Has NASA recorded sound in space?
The space agency used instruments on several probes (like Voyager and HAWKEYE) to record these waves. Then they put them together into a recording of a sound for all of us to hear. The result is a sound that is (frighteningly) akin to what you would expect to hear echoing as you sink into a black abyss.
Are there really sounds in space?
Space is a vacuum — so it generally doesn’t carry sound waves like air does here on Earth (though some sounds do exist in outer space, we just can’t hear them). But the various probes zooming through our cosmos are capable of capturing radio emissions from space objects.
What is the scariest sounds in space?
These eerie space ‘sounds’ recorded by NASA are creepy enough to make your skin crawl
- “Juno: Crossing Jupiter’s bow shock”
- “Kepler: Star KIC12268220C light curve waves to sound”
- “Stardust: Passing comet Tempel 1”
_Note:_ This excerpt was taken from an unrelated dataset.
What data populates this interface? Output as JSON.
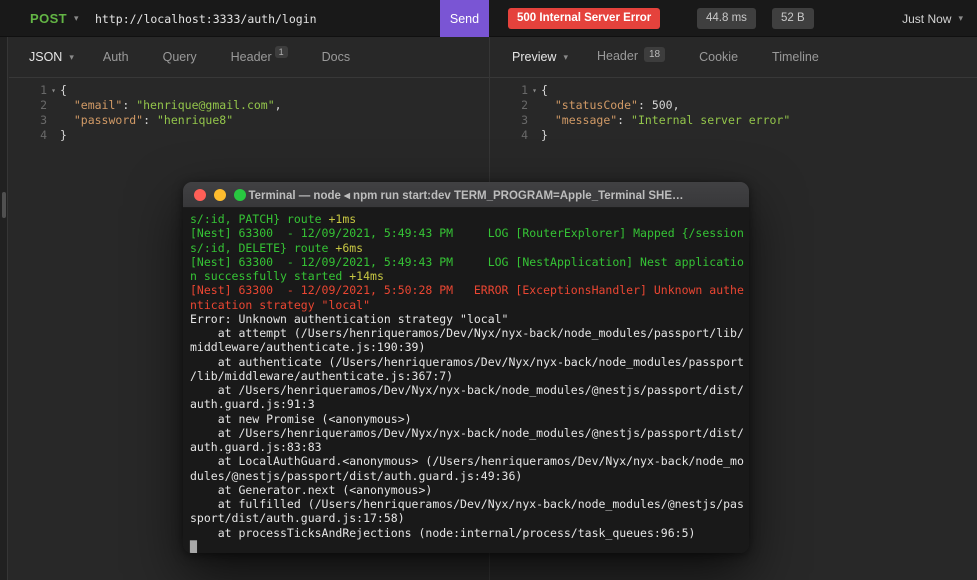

- “Cassini: Saturn radio emissions #1”
- “Plasmaspheric Hiss” by NASA’s Polar satellite.
What sounds are there in space?
Space Environment On Earth, sound travels to your ears by vibrating air molecules. In deep space, the large empty areas between stars and planets, there are no molecules to vibrate. There is no sound there. What is energy?
What is the sound of black hole?
The logical part of you would immediately react, ‘it sounds like nothing! ‘ because space is a vacuum and no sound can travel through there. While technically correct, modern technology can make the most improbable be possible.
What is space smell?
Astronauts have described the smell of space as “a mix of gunpowder, seared steak, raspberries and rum”. According to Unilad, Mr Pearce also took inspiration for the fragrance from accounts of astronauts who described the smell of space as “a mix of gunpowder, seared steak, raspberries and rum.”
What’s the loudest thing in the universe?
The sound made by the Krakatoa volcanic eruption in 1883 was so loud it ruptured eardrums of people 40 miles away, travelled around the world four times, and was clearly heard 5,000 kilometers away. This is hailed as the loudest noise ever – and reported in Nautilus .